Extracted records:
■ ■ ■ ■
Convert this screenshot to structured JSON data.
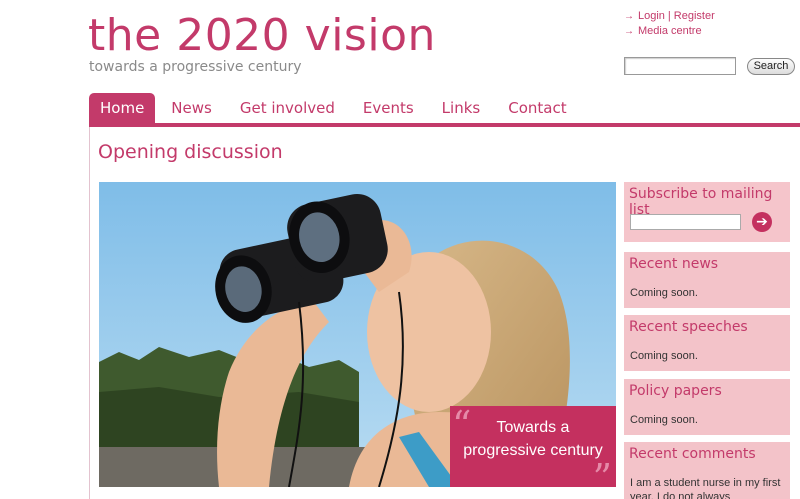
{
  "site": {
    "title": "the 2020 vision",
    "tagline": "towards a progressive century"
  },
  "utility": {
    "login": "Login",
    "separator": "|",
    "register": "Register",
    "media": "Media centre",
    "arrow_icon": "arrow-right-icon"
  },
  "search": {
    "value": "",
    "button": "Search"
  },
  "nav": {
    "tabs": [
      {
        "label": "Home",
        "active": true
      },
      {
        "label": "News"
      },
      {
        "label": "Get involved"
      },
      {
        "label": "Events"
      },
      {
        "label": "Links"
      },
      {
        "label": "Contact"
      }
    ]
  },
  "main": {
    "heading": "Opening discussion",
    "hero": {
      "quote_line1": "Towards a",
      "quote_line2": "progressive century",
      "open_quote": "“",
      "close_quote": "”"
    }
  },
  "sidebar": {
    "mailing": {
      "title": "Subscribe to mailing list",
      "input_value": "",
      "go_icon": "arrow-right-circle-icon",
      "go_symbol": "➔"
    },
    "boxes": [
      {
        "title": "Recent news",
        "body": "Coming soon."
      },
      {
        "title": "Recent speeches",
        "body": "Coming soon."
      },
      {
        "title": "Policy papers",
        "body": "Coming soon."
      },
      {
        "title": "Recent comments",
        "body": "I am a student nurse in my first year. I do not always"
      }
    ]
  },
  "colors": {
    "brand": "#c33a6a",
    "sidebar_bg": "#f3c3c9",
    "quote_bg": "#c4305f"
  }
}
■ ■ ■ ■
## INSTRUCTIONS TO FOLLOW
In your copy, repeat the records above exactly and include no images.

## THE ANSWER
Convert this screenshot to structured JSON data.
{
  "site": {
    "title": "the 2020 vision",
    "tagline": "towards a progressive century"
  },
  "utility": {
    "login": "Login",
    "separator": "|",
    "register": "Register",
    "media": "Media centre",
    "arrow_icon": "arrow-right-icon"
  },
  "search": {
    "value": "",
    "button": "Search"
  },
  "nav": {
    "tabs": [
      {
        "label": "Home",
        "active": true
      },
      {
        "label": "News"
      },
      {
        "label": "Get involved"
      },
      {
        "label": "Events"
      },
      {
        "label": "Links"
      },
      {
        "label": "Contact"
      }
    ]
  },
  "main": {
    "heading": "Opening discussion",
    "hero": {
      "quote_line1": "Towards a",
      "quote_line2": "progressive century",
      "open_quote": "“",
      "close_quote": "”"
    }
  },
  "sidebar": {
    "mailing": {
      "title": "Subscribe to mailing list",
      "input_value": "",
      "go_icon": "arrow-right-circle-icon",
      "go_symbol": "➔"
    },
    "boxes": [
      {
        "title": "Recent news",
        "body": "Coming soon."
      },
      {
        "title": "Recent speeches",
        "body": "Coming soon."
      },
      {
        "title": "Policy papers",
        "body": "Coming soon."
      },
      {
        "title": "Recent comments",
        "body": "I am a student nurse in my first year. I do not always"
      }
    ]
  },
  "colors": {
    "brand": "#c33a6a",
    "sidebar_bg": "#f3c3c9",
    "quote_bg": "#c4305f"
  }
}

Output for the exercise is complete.